YOUR GOAL
Take every line in the entries that includes the word "JSON" and copy it.

PROVIDED ENTRIES
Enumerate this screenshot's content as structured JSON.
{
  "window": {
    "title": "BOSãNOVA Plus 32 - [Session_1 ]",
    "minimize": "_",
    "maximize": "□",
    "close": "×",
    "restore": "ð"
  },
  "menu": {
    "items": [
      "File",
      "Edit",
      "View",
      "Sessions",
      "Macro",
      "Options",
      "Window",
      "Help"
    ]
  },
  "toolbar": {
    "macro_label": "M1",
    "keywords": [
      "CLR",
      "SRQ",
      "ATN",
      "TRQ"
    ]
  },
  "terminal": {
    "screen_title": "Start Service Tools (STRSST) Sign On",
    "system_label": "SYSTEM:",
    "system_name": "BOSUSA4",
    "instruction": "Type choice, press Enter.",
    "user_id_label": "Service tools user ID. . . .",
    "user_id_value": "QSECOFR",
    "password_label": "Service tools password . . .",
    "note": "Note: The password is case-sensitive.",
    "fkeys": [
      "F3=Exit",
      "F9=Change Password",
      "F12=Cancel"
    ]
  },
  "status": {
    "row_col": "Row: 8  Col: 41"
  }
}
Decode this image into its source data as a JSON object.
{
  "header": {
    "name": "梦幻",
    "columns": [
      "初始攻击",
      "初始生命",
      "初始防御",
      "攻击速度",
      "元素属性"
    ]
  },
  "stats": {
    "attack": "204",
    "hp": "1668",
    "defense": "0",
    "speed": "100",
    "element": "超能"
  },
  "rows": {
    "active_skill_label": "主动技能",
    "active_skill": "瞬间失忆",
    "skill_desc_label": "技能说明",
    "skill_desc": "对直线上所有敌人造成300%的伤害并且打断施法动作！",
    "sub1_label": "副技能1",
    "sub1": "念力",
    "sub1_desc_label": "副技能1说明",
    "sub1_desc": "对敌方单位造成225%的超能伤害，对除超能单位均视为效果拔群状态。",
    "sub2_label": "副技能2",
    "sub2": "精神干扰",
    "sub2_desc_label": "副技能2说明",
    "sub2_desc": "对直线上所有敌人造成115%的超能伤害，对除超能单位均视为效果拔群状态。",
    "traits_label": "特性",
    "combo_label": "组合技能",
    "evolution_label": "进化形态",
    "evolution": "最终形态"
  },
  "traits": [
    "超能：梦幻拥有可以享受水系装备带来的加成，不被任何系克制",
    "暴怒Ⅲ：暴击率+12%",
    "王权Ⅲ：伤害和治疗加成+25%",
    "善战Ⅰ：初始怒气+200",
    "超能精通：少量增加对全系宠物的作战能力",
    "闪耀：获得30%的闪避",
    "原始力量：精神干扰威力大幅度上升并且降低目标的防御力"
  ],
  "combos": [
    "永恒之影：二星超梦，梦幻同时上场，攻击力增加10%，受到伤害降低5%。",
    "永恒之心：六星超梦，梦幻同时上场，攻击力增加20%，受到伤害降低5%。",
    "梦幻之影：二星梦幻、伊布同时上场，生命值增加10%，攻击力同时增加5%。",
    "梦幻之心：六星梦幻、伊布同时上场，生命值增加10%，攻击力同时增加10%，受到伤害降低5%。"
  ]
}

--

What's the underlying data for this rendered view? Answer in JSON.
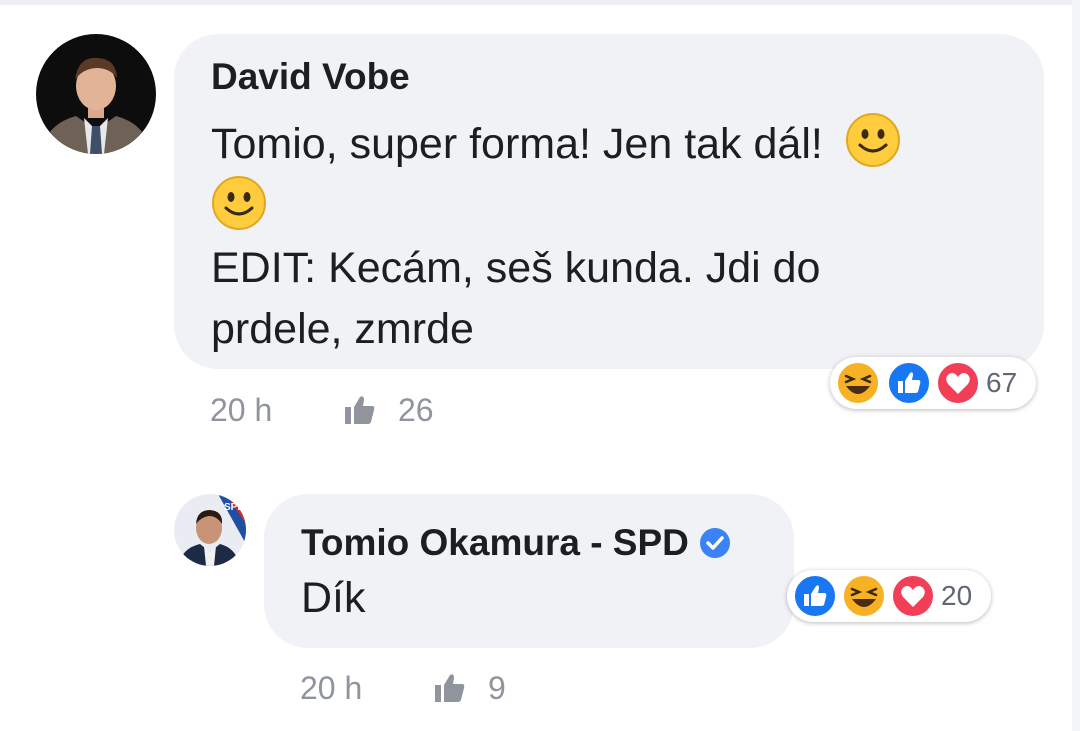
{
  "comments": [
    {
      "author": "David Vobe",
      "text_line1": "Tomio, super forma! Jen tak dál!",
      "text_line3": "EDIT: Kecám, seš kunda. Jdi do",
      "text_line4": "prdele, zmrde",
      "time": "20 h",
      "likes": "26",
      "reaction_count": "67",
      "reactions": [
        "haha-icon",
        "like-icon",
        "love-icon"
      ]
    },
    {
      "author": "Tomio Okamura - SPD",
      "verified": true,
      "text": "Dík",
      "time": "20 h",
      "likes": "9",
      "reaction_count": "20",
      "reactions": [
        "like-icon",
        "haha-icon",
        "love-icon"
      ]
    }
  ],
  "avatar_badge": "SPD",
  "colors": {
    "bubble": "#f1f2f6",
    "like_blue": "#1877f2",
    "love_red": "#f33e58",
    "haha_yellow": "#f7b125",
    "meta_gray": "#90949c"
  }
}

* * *

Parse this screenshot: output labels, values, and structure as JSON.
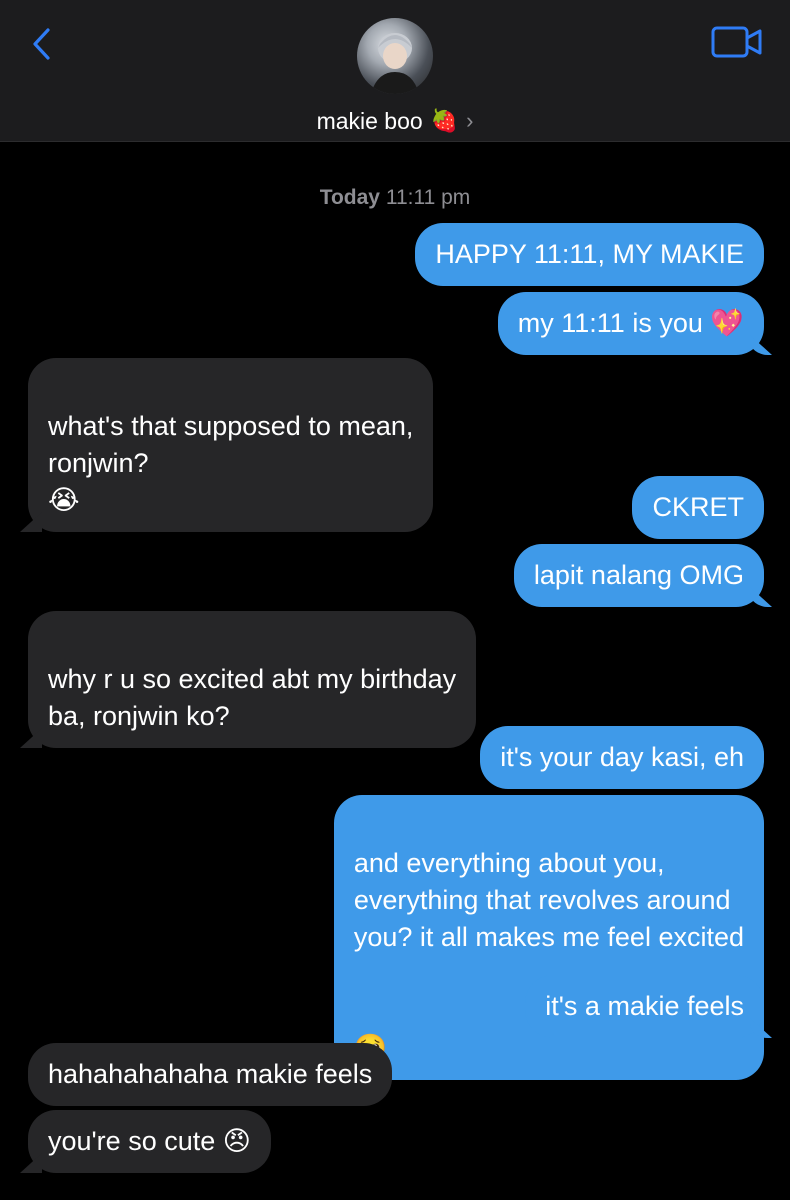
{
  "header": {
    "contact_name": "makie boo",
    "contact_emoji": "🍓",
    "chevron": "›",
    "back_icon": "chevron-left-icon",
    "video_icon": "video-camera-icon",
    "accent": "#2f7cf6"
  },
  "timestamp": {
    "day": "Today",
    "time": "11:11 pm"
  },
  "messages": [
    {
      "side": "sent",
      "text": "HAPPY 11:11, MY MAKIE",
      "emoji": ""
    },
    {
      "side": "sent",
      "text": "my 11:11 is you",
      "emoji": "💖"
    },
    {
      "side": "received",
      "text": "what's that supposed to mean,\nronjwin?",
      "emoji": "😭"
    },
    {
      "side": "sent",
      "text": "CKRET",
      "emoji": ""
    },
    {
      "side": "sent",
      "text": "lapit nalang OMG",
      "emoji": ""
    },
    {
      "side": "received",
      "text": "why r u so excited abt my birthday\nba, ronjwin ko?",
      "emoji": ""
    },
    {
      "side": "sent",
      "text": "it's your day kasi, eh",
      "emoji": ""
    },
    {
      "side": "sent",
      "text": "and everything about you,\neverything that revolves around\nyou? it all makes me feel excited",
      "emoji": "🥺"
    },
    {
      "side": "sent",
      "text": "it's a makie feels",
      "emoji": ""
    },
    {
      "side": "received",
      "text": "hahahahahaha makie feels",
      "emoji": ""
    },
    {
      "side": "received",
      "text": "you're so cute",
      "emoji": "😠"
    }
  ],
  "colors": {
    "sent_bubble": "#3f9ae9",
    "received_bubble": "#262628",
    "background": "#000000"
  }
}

OUTPUT BELOW
Enumerate this screenshot's content as structured JSON.
Decode this image into its source data as a JSON object.
What's the underlying data for this rendered view? Answer in JSON.
Parse this screenshot: output labels, values, and structure as JSON.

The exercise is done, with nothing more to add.